(Material for this task begins)

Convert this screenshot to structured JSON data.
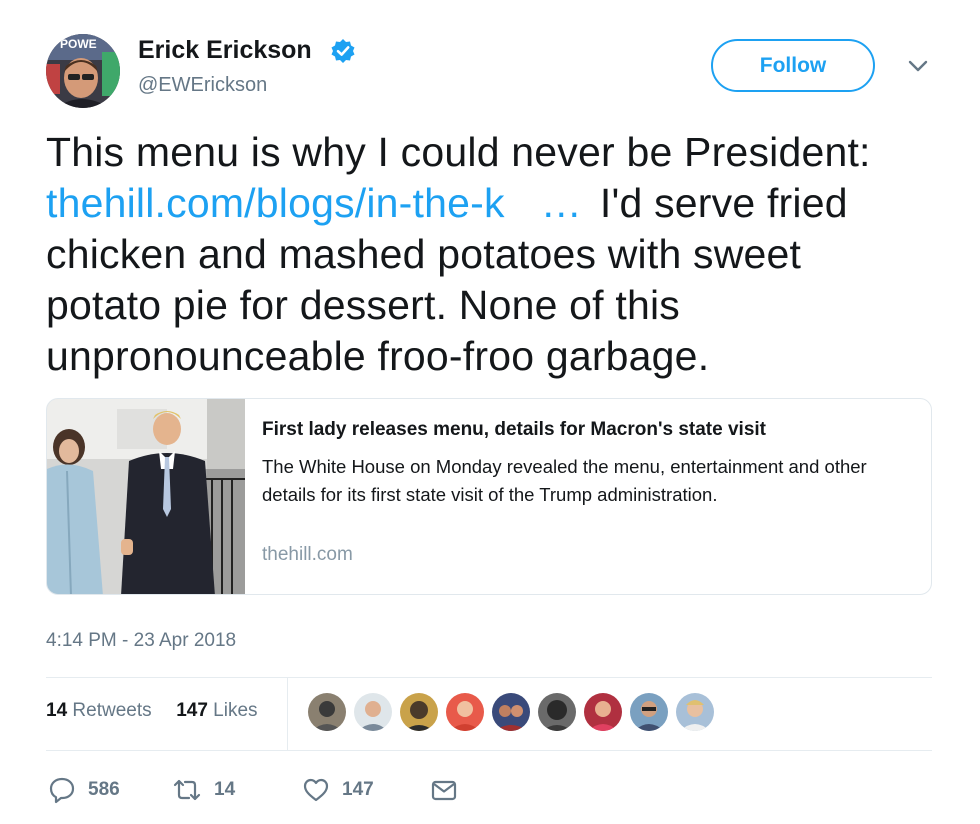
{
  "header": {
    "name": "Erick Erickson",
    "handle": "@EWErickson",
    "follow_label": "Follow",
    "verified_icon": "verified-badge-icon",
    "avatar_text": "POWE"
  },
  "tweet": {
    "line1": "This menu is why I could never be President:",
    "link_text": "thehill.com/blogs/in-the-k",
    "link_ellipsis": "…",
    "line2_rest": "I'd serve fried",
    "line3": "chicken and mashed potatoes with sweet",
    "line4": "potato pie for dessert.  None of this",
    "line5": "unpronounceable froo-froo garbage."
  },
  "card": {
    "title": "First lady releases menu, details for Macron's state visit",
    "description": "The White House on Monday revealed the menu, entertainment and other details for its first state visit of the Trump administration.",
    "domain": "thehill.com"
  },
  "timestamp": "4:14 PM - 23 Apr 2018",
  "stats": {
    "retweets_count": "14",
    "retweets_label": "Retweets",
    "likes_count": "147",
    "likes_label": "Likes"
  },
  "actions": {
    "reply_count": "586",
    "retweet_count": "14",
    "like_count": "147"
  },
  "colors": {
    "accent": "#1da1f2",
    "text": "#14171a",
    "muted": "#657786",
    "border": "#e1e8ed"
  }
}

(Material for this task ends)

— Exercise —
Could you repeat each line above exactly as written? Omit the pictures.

— Finished task —
Convert this screenshot to structured JSON data.
{
  "header": {
    "name": "Erick Erickson",
    "handle": "@EWErickson",
    "follow_label": "Follow",
    "verified_icon": "verified-badge-icon",
    "avatar_text": "POWE"
  },
  "tweet": {
    "line1": "This menu is why I could never be President:",
    "link_text": "thehill.com/blogs/in-the-k",
    "link_ellipsis": "…",
    "line2_rest": "I'd serve fried",
    "line3": "chicken and mashed potatoes with sweet",
    "line4": "potato pie for dessert.  None of this",
    "line5": "unpronounceable froo-froo garbage."
  },
  "card": {
    "title": "First lady releases menu, details for Macron's state visit",
    "description": "The White House on Monday revealed the menu, entertainment and other details for its first state visit of the Trump administration.",
    "domain": "thehill.com"
  },
  "timestamp": "4:14 PM - 23 Apr 2018",
  "stats": {
    "retweets_count": "14",
    "retweets_label": "Retweets",
    "likes_count": "147",
    "likes_label": "Likes"
  },
  "actions": {
    "reply_count": "586",
    "retweet_count": "14",
    "like_count": "147"
  },
  "colors": {
    "accent": "#1da1f2",
    "text": "#14171a",
    "muted": "#657786",
    "border": "#e1e8ed"
  }
}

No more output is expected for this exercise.